Data storage options for enterprise
What is the best storage solution for your enterprise? IT managers are faced with numerous choices as the amount of data that businesses and consumers generate and store expands rapidly. Vendors are offering end-to-end solutions that have been designed with power consumption, scalability, security, reliability and accessibility in mind, not to mention questions of legal compliance and data sovereignty.
Primary goals for any storage solution include security, redundancy and file sharing. Then come goals such as performance, reliability, availability and scalability.
At a high level there are two options for storage: on-premises or hosted. Within those two broad categories are numerous options relating to hardware, software and control.
The primary advantage of an on-premises solution is that you retain full control of hardware, data and backups. If your systems are robust, this should allow you to meet your security requirements. It’s a popular option for organizations that must store information locally to comply with legal and regulatory requirements.
Deploying storage locally is typically a three-step process: deploying the hardware, migrating the data and configuring the system.
In terms of hardware, the various media all have their pros and cons. Tape drives are generally inexpensive but are also slow, making them best suited to archiving. Hard disk drives (HDDs) offer good performance at a reasonable cost for primary data that needs to be regularly accessed, while solid-state drives (SSDs) balance high cost with high speed and low volatility.
When it comes to system configurations, options include direct-attached storage (DAS), network-attached storage (NAS) and storage area networks (SANs). The choice mostly comes down to your requirements around collaboration and access; moving from DAS to NAS to SAN offers a progression of greater access to more users across more user endpoints.
Hosted storage sees your data housed at an offsite location, typically a separate data center or, more commonly, a cloud provider. As cloud services become more widespread they’ve become cheaper and more secure, and offer more capabilities.
Cloud services are often cheaper than locally hosted alternatives as they take advantages of economies of scale; they also free their clients from the need to purchase, house, power, cool and staff storage infrastructure, and are easily scalable to meet changing business requirements.
However, they can raise concerns about data sovereignty – a particular concern where sensitive data like legal or health records must be stored within a particular jurisdiction or nation, and some customers may be concerned about vendor lock-in.

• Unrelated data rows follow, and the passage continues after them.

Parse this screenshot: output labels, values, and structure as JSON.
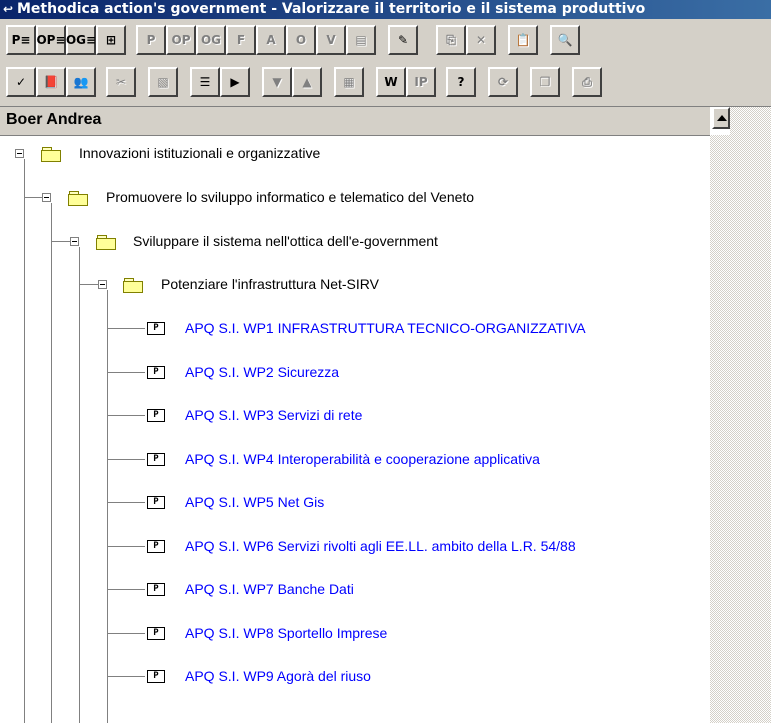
{
  "window": {
    "title": "Methodica action's government - Valorizzare il territorio e il sistema produttivo"
  },
  "toolbar1": [
    {
      "name": "pe-button",
      "glyph": "P≡"
    },
    {
      "name": "ope-button",
      "glyph": "OP≡"
    },
    {
      "name": "oge-button",
      "glyph": "OG≡"
    },
    {
      "name": "tree-view-button",
      "glyph": "⊞"
    },
    {
      "name": "p-button",
      "glyph": "P"
    },
    {
      "name": "op-button",
      "glyph": "OP"
    },
    {
      "name": "og-button",
      "glyph": "OG"
    },
    {
      "name": "f-button",
      "glyph": "F"
    },
    {
      "name": "a-button",
      "glyph": "A"
    },
    {
      "name": "o-button",
      "glyph": "O"
    },
    {
      "name": "v-button",
      "glyph": "V"
    },
    {
      "name": "document-button",
      "glyph": "▤"
    },
    {
      "name": "edit-button",
      "glyph": "✎"
    },
    {
      "name": "copy-button",
      "glyph": "⎘"
    },
    {
      "name": "delete-button",
      "glyph": "✕"
    },
    {
      "name": "paste-button",
      "glyph": "📋"
    },
    {
      "name": "search-button",
      "glyph": "🔍"
    }
  ],
  "toolbar2": [
    {
      "name": "check-button",
      "glyph": "✓"
    },
    {
      "name": "book-button",
      "glyph": "📕"
    },
    {
      "name": "users-button",
      "glyph": "👥"
    },
    {
      "name": "cut-button",
      "glyph": "✂"
    },
    {
      "name": "note-button",
      "glyph": "▧"
    },
    {
      "name": "list-button",
      "glyph": "☰"
    },
    {
      "name": "next-button",
      "glyph": "▶"
    },
    {
      "name": "move-down-button",
      "glyph": "▼"
    },
    {
      "name": "move-up-button",
      "glyph": "▲"
    },
    {
      "name": "calculator-button",
      "glyph": "▦"
    },
    {
      "name": "word-button",
      "glyph": "W"
    },
    {
      "name": "ip-button",
      "glyph": "IP"
    },
    {
      "name": "help-button",
      "glyph": "?"
    },
    {
      "name": "refresh-button",
      "glyph": "⟳"
    },
    {
      "name": "windows-button",
      "glyph": "❐"
    },
    {
      "name": "print-button",
      "glyph": "⎙"
    }
  ],
  "panel": {
    "header": "Boer Andrea"
  },
  "tree": {
    "level1": {
      "label": "Innovazioni istituzionali e organizzative"
    },
    "level2": {
      "label": "Promuovere lo sviluppo informatico e telematico del Veneto"
    },
    "level3": {
      "label": "Sviluppare il sistema nell'ottica dell'e-government"
    },
    "level4": {
      "label": "Potenziare l'infrastruttura Net-SIRV"
    },
    "projects": [
      {
        "icon": "P",
        "label": "APQ S.I. WP1 INFRASTRUTTURA TECNICO-ORGANIZZATIVA"
      },
      {
        "icon": "P",
        "label": "APQ S.I. WP2 Sicurezza"
      },
      {
        "icon": "P",
        "label": "APQ S.I. WP3 Servizi di rete"
      },
      {
        "icon": "P",
        "label": "APQ S.I. WP4 Interoperabilità e cooperazione applicativa"
      },
      {
        "icon": "P",
        "label": "APQ S.I. WP5 Net Gis"
      },
      {
        "icon": "P",
        "label": "APQ S.I. WP6 Servizi rivolti agli EE.LL. ambito della L.R. 54/88"
      },
      {
        "icon": "P",
        "label": "APQ S.I. WP7 Banche Dati"
      },
      {
        "icon": "P",
        "label": "APQ S.I. WP8 Sportello Imprese"
      },
      {
        "icon": "P",
        "label": "APQ S.I. WP9 Agorà del riuso"
      }
    ]
  }
}
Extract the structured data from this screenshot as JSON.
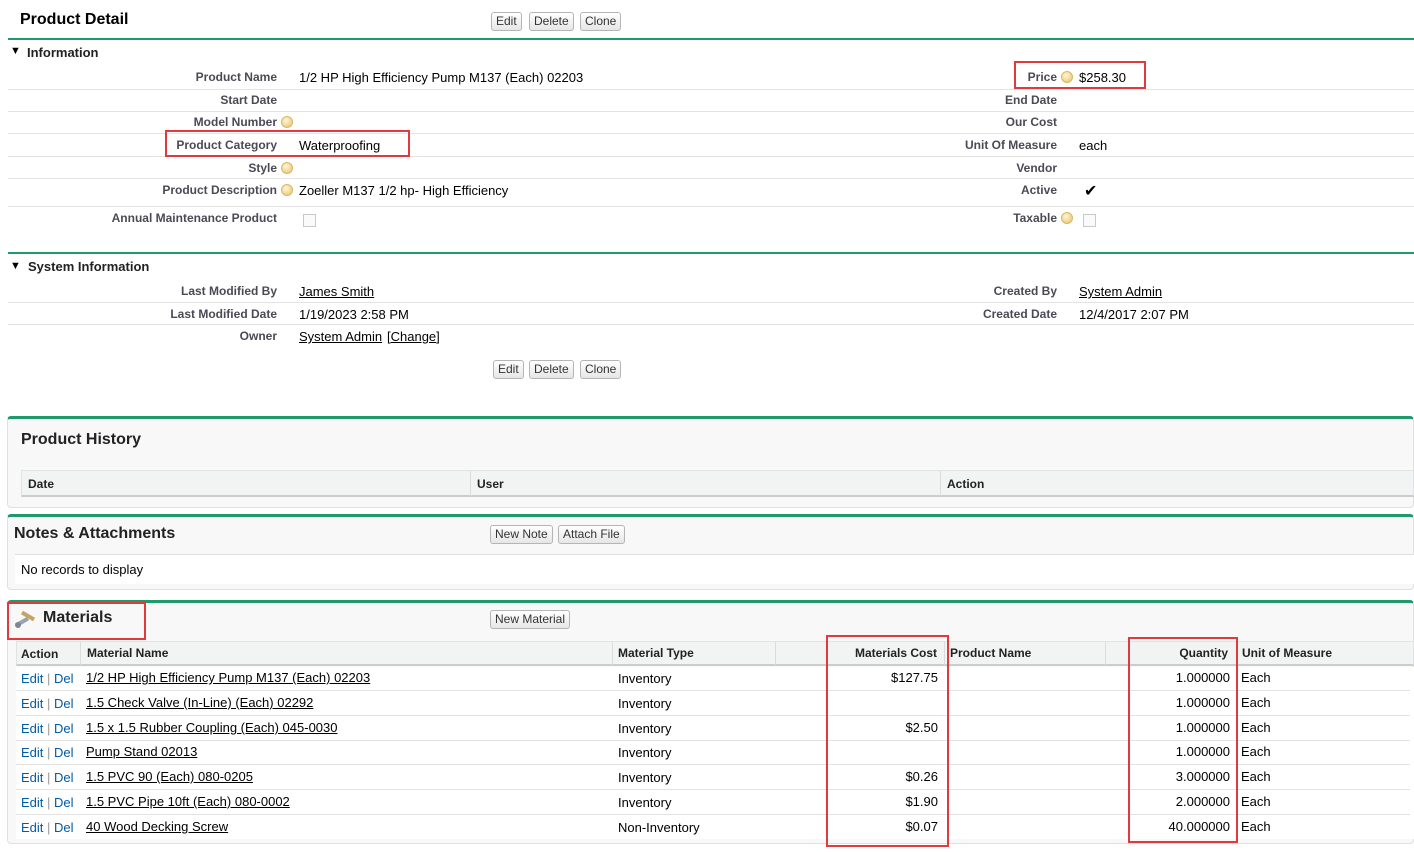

A popular approach is to adopt a hybrid solution, where sensitive data is stored locally with the remainder hosted at an external provider. This way, mission-critical business processes and sensitive intellectual property can be retained in-house while less-sensitive data and processes can be hosted.
It also allows businesses to comply with any requirements around sensitive data and how/where it is stored.
The future of data is… blockchain?
Enterprise storage is always evolving – businesses develop new products and processes, and vendors race to find new and better ways to assist their customers. Storage virtualization, software-defined storage and ‘leaf-spine’ data centres have all emerged, but one technology that’s in its infancy – and may revolutionise storage – is blockchain.
Its proponents claim it can decentralize storage (thanks to its distributed ledger), vastly improving security and virtually eliminating the possibility of massive data breaches.
It remains to be seen whether this will come to pass, but one thing is certain: our societies and economies are becoming ever-more data-centric, meaning data storage will remain a primary concern for citizens, businesses and governments alike.